Over 25 years ago I saw my first manatee mating event. I was leading a program for the Smithsonian Institute and I will never forget it. Since then, I have snorkeled among an esterous herd, a rambunctious gathering of amorous males in pursuit of a receptive female. Rarely have I witnessed the actual attempt to impregnate the female. While female manatees reach sexual maturity at 5 years of age, male manatees are later bloomers. Typically they are sexually mature by 8 or 9 years of age though sometimes earlier. This young male who we have named Romeo certainly gave it a go but O2 or lack of it got in the way.
Note in all 3 videos clips, the smaller male surfaces for air and then must start his amorous intentions over where he left off. Females are often forced into the shallows by the advances of an esterous herd and will be mated by multiple males. We witnessed such an event in another area of the river.
Perhaps this female realized that Romeo’s amorous pursuit would be futile or perhaps later in the day he succeeded. Either way, it was an unforgettable and fascinating interaction to observe. We have named the female manatee Cougar…Life as we travel through the south lands with http://www.bluewaterventures.org
II have spent decades walking this gulf coast beach and have never seen a great blue heron in such a peculiar stance. Well spring has sprung in the southlands and this male great blue is exhibiting a courtship ritual known as a stretch. As it reaches it’s head to the sky, the showy plumage of the neck is displayed revealing its rich red coloration.

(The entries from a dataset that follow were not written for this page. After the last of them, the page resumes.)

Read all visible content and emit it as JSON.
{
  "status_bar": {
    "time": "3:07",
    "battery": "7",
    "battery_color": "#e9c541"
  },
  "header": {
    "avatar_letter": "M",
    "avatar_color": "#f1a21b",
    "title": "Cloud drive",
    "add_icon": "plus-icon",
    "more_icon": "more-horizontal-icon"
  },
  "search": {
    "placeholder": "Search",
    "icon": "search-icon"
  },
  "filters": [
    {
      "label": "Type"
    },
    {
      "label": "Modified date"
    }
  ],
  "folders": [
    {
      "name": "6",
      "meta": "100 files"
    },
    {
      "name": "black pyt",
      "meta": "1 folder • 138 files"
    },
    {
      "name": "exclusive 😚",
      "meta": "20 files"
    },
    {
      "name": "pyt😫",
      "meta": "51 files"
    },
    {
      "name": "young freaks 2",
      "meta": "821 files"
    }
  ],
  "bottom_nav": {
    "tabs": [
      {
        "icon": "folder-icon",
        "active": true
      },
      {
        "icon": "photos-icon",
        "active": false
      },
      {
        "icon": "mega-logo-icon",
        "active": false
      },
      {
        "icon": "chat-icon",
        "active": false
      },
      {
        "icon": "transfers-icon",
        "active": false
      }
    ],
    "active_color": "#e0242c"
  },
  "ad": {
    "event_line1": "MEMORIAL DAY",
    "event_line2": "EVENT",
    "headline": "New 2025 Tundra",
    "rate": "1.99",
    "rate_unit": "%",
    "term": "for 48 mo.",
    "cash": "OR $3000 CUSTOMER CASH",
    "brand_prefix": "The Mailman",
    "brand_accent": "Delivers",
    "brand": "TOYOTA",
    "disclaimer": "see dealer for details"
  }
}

Throw in an eccentric dance and the females find it hard to resist! Life on the Florida gulf coast! have spent decades walking the gulf coast beaches and have never seen a great blue heron in such a peculiar stance. Well spring has sprung in the southlands and this male great blue is exhibiting a courtship ritual known as a stretch.
As it reaches it’s head to the sky, the showy plumage of the neck is displayed revealing its rich red coloration. Throw in an eccentric dance and the females find it hard to resist! Life on the Florida gulf coast!
Considered a pelagic wanderer, The Atlantic Devil Ray, Mobula hypostoma searches for its preferred prey, crustaceans such as shrimp and krill. Employing its cephalic fins to focus food towards its mouth, it sometimes feeds in shoals along the Florida Gulf Coast.
Each year, Blue Water Ventures travels to the Sea of Cortez on a 10 day expedition where we sometimes have the extraordinary experience of snorkeling with Mobulas as shown in the video.
Lacking a defensive spine, Mobulas find protection through sheer speed and in the company of other rays. Their common name “devil ray” is derived from the curled appearance of their cephalic fins when not in the feeding mode.
Have you ever wandered a beach and found seashells with a small holed drilled into it? There are several marine snails that use their radula, a file like tongue to bore into their prey. Among them is the moon snail. The tiny single holes in the bivalves pictured here were made by a predatory snail, perhaps a moon snail or oyster drill. The photo reveals a shell on the right which is riddled with multiple tiny holes. This is from the dissolving activity of a boring sponge in the genus, Cilonia. These sponges use a dissolving chemical to bore into calcium rich species such as snails and corals. Rather than seeking prey, boring sponges are in pursuit of a habitat taking up residence in a calcareous animal….life on a gulf coast beach.